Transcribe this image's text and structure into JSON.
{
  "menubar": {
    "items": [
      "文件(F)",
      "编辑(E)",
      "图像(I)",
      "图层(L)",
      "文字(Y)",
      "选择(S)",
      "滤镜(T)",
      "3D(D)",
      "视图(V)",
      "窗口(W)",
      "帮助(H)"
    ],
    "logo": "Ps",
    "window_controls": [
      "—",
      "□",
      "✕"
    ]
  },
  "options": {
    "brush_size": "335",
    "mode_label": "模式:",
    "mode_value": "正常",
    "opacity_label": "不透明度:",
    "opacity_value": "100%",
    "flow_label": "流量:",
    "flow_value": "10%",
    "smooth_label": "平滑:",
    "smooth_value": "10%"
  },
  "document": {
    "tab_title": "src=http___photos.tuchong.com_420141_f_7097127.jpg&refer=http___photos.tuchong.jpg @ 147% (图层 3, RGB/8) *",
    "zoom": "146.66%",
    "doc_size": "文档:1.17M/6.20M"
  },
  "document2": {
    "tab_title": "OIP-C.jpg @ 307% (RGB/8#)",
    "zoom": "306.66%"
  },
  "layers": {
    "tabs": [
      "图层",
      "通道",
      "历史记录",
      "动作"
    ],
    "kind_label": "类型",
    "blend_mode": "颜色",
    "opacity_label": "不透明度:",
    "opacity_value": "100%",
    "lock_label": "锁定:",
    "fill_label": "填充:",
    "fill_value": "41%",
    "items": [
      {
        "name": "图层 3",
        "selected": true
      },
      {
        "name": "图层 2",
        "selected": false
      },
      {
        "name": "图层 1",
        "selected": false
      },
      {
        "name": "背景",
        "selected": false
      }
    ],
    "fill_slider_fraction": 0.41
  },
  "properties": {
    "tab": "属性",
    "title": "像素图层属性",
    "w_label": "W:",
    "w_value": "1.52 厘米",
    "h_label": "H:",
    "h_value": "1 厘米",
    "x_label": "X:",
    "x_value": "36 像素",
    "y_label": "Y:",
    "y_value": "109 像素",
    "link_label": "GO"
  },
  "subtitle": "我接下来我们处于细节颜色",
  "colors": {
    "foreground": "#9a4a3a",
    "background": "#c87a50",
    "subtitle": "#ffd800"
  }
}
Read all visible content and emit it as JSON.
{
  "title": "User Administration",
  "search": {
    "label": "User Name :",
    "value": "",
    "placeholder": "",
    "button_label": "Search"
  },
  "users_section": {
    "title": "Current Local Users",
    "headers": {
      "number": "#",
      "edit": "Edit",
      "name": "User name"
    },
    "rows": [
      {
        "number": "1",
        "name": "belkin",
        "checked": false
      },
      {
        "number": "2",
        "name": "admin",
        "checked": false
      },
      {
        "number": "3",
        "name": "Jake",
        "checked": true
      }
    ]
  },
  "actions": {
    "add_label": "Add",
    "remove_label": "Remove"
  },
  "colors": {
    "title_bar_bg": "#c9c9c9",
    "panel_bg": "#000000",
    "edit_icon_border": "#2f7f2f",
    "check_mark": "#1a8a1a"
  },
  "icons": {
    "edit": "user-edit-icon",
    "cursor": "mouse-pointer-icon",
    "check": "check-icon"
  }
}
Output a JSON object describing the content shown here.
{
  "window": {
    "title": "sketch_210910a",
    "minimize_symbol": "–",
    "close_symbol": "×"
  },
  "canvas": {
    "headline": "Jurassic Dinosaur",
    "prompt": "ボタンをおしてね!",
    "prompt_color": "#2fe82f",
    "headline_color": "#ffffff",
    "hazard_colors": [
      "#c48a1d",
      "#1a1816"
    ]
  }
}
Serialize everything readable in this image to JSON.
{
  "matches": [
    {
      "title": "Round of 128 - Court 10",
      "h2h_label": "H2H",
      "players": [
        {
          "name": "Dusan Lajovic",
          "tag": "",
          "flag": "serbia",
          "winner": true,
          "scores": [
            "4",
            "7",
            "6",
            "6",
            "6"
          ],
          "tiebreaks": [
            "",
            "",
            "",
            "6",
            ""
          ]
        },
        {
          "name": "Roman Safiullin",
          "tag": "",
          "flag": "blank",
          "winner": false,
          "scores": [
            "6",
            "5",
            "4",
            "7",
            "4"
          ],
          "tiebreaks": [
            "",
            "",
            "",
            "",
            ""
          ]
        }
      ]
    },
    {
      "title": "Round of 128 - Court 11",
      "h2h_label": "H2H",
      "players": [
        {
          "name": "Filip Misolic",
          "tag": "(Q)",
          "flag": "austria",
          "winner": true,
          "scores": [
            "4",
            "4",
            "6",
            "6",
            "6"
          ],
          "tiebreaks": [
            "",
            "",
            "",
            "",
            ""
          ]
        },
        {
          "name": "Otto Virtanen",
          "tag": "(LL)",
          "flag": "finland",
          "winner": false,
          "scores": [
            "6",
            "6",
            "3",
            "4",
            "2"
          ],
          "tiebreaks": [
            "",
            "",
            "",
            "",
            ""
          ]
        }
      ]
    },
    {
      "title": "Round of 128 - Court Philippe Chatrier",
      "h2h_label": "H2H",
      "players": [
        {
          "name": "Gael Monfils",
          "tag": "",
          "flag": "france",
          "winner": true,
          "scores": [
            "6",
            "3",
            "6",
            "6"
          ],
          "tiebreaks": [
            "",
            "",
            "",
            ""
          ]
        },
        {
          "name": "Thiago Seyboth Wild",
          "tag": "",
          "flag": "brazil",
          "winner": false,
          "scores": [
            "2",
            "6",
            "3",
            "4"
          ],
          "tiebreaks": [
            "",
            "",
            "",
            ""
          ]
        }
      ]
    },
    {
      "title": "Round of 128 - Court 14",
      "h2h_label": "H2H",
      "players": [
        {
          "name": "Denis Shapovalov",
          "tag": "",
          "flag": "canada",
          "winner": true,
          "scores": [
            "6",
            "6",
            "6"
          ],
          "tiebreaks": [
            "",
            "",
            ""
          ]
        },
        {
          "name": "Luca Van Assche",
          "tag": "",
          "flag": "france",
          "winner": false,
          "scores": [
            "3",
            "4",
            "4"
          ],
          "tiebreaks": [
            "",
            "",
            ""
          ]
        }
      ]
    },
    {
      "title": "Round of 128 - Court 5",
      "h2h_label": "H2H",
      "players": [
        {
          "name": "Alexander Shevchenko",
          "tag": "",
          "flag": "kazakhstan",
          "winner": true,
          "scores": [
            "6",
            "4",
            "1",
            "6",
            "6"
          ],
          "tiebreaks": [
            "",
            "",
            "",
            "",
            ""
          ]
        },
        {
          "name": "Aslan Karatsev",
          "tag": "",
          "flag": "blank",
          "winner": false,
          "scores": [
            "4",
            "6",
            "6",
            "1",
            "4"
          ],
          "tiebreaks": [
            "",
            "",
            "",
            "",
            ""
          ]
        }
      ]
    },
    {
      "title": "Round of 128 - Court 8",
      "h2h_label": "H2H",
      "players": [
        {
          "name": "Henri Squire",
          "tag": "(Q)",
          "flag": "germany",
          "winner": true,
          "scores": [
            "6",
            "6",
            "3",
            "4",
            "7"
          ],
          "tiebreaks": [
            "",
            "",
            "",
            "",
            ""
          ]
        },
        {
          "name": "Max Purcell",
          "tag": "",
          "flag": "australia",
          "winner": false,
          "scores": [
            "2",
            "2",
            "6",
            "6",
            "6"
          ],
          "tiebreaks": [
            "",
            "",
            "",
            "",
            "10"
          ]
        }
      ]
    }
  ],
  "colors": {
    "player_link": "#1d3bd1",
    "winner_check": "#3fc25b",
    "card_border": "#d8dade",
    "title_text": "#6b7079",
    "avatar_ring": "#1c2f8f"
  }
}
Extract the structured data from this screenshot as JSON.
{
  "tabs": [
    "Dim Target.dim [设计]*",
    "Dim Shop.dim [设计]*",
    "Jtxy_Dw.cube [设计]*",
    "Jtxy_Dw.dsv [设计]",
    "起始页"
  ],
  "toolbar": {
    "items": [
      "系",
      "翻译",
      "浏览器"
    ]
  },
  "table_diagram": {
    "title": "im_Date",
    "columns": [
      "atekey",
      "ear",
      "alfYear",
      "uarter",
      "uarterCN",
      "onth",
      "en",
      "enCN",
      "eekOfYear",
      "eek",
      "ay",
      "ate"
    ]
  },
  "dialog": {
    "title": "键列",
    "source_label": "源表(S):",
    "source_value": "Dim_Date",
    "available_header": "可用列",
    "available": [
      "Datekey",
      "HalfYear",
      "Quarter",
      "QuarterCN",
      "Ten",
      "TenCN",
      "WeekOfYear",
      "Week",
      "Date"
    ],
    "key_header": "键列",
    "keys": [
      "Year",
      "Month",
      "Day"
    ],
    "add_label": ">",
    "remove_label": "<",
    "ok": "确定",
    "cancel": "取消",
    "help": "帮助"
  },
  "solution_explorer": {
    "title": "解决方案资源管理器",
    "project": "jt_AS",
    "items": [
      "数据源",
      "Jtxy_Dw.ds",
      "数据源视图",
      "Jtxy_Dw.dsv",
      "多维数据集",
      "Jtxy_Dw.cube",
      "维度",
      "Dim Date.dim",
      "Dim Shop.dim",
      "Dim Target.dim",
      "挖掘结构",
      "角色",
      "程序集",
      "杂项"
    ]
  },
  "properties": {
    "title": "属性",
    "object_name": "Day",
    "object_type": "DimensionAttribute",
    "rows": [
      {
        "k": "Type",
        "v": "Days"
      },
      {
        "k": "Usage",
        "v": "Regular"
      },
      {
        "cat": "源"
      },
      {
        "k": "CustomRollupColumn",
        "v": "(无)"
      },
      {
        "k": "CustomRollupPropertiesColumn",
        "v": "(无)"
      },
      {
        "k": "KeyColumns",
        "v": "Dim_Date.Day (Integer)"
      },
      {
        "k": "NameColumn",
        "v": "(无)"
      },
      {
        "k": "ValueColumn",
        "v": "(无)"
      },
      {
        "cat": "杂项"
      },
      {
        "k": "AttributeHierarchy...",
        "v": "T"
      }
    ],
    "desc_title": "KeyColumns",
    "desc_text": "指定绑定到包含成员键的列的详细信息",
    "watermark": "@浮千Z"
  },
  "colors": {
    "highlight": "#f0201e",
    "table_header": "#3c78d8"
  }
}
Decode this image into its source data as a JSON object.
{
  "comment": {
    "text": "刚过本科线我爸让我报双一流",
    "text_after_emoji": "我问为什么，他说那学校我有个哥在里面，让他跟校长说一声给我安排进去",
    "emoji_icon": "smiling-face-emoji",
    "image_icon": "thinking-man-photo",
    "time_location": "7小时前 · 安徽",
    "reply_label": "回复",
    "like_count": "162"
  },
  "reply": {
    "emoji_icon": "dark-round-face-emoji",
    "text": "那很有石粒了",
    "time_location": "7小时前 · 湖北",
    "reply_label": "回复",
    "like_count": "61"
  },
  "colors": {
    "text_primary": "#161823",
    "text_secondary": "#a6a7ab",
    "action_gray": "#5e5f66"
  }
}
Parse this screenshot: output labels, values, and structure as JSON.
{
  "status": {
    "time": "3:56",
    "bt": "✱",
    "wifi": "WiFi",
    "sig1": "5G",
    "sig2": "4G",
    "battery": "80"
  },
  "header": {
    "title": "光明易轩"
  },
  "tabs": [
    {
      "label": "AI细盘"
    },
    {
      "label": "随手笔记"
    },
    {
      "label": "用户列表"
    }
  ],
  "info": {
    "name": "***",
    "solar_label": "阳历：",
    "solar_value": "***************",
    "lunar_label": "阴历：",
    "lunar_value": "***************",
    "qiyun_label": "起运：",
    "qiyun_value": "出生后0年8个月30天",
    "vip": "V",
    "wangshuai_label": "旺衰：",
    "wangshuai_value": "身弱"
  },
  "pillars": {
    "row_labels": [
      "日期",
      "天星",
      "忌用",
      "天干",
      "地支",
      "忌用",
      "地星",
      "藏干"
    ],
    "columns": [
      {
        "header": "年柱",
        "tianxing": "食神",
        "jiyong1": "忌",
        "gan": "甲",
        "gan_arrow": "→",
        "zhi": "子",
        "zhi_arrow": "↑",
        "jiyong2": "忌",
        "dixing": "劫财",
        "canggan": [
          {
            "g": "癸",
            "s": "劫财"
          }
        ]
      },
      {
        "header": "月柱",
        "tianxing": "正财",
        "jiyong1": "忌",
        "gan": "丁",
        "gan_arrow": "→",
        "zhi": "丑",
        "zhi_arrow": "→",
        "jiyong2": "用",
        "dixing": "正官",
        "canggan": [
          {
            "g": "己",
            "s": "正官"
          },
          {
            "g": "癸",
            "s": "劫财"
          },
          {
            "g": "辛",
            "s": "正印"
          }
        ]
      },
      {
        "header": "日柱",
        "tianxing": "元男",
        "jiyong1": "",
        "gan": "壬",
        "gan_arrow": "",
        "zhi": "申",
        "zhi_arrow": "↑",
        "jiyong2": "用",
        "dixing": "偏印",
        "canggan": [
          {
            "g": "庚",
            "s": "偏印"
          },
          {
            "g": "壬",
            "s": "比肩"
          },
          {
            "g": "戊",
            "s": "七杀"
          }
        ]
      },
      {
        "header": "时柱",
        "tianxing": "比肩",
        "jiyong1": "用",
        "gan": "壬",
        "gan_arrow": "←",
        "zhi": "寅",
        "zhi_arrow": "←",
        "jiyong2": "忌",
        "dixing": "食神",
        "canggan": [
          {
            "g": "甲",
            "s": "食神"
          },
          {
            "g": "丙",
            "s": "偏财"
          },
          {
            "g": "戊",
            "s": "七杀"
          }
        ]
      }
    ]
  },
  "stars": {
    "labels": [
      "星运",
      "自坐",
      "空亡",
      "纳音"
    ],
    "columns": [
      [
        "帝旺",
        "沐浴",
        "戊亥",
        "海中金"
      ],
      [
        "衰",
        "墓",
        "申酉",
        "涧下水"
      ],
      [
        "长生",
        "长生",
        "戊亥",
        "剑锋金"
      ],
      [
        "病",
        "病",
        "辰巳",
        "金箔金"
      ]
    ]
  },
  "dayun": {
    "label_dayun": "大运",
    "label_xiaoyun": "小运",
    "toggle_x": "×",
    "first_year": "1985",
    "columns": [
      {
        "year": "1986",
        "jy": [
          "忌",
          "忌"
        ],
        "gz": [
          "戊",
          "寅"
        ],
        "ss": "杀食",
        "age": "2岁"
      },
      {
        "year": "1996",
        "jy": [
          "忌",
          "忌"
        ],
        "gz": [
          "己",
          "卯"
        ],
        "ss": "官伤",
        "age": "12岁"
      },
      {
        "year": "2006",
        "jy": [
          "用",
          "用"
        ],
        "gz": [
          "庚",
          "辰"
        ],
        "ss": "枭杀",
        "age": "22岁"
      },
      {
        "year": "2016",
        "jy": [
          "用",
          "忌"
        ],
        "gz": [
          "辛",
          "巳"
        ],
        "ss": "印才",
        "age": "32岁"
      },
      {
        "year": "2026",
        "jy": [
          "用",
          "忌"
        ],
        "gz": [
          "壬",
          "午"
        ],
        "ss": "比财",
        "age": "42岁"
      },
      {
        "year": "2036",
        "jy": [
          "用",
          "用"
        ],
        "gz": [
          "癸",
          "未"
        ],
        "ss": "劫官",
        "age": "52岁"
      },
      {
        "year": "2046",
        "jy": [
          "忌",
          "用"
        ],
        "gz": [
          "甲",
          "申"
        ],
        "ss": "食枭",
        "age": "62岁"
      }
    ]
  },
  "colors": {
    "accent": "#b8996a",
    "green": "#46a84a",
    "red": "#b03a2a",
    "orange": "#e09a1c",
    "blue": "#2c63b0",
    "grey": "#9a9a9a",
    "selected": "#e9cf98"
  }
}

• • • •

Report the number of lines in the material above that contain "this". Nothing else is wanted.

5